The height to which they raise their leg also seems to have to do with getting a mate, defending territory, or intimidating other males. Male dogs raised their legs higher when near the edges of their territories, or when they were with their mates. But proportionally, littler dogs raised their leg much higher than their big friends. Perhaps this is their way of making themselves seem larger, like a bettawith its fins or a cat with its fur.

All we know for sure is that they look pretty silly to us.

Dragonflies Experience as Much G-Force as Fighter Pilots

1 minute read
Originally posted here:

Gravity and the human body have a finicky relationship. Too little gravity and humanslose bone density, experience extreme nausea and become anemic. Too much gravity and humans lose consciousness and die. So how do people who experience hypergravity on a regular basis deal?

Astronauts experience microgravity while on the moon, but also hypergravity (up to 3.2 g) during take off. It’s their Earth-based friends though, fighter pilots, that experience the highest gravitational forces, up to 9 g.

Most people would pass out with 5 g (that’s why most roller coasters don’t exceed 3 g), but fighter pilots wear compression suits to counteract the forces and practice contracting their lower abdominal muscles. These serve to force the blood out of their legs and into their brain, preventing the loss of consciousness.

If a pilot descends too quickly they can experience negative g-forces. The human body is even less tolerant of these, with what’s called a redout, too much blood in the head, occurring with only -2 g.

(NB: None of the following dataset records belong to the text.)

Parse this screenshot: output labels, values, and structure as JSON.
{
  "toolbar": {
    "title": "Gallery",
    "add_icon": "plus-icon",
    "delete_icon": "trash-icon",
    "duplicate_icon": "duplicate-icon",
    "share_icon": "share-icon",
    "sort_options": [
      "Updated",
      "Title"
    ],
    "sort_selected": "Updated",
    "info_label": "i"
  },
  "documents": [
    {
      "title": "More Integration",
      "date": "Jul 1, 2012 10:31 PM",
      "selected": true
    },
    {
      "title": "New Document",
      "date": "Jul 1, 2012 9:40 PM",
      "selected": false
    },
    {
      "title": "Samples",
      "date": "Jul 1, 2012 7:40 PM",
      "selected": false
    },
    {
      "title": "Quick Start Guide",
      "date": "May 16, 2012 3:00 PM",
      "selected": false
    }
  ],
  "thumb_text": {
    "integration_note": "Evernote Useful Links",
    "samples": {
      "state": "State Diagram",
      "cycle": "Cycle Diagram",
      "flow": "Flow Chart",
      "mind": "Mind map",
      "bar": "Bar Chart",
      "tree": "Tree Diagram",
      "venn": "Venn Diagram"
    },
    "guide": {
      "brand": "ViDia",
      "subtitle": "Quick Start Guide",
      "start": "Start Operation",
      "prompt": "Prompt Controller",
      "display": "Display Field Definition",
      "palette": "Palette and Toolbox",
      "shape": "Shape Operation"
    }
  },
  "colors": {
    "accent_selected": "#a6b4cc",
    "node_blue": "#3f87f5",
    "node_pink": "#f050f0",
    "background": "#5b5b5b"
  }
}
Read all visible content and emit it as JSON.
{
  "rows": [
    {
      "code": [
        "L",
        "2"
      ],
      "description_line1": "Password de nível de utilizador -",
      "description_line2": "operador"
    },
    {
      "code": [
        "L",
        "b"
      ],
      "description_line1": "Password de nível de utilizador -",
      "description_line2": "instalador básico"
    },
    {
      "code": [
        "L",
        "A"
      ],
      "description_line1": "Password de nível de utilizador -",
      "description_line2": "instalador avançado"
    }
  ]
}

Some animals are really good at dealing with hypergravity though. When flying in a straight line, dragonflies can accelerate with up to g of force. When they turn corners, this increases to 9 g. And they don’t even need to wear a flight suit.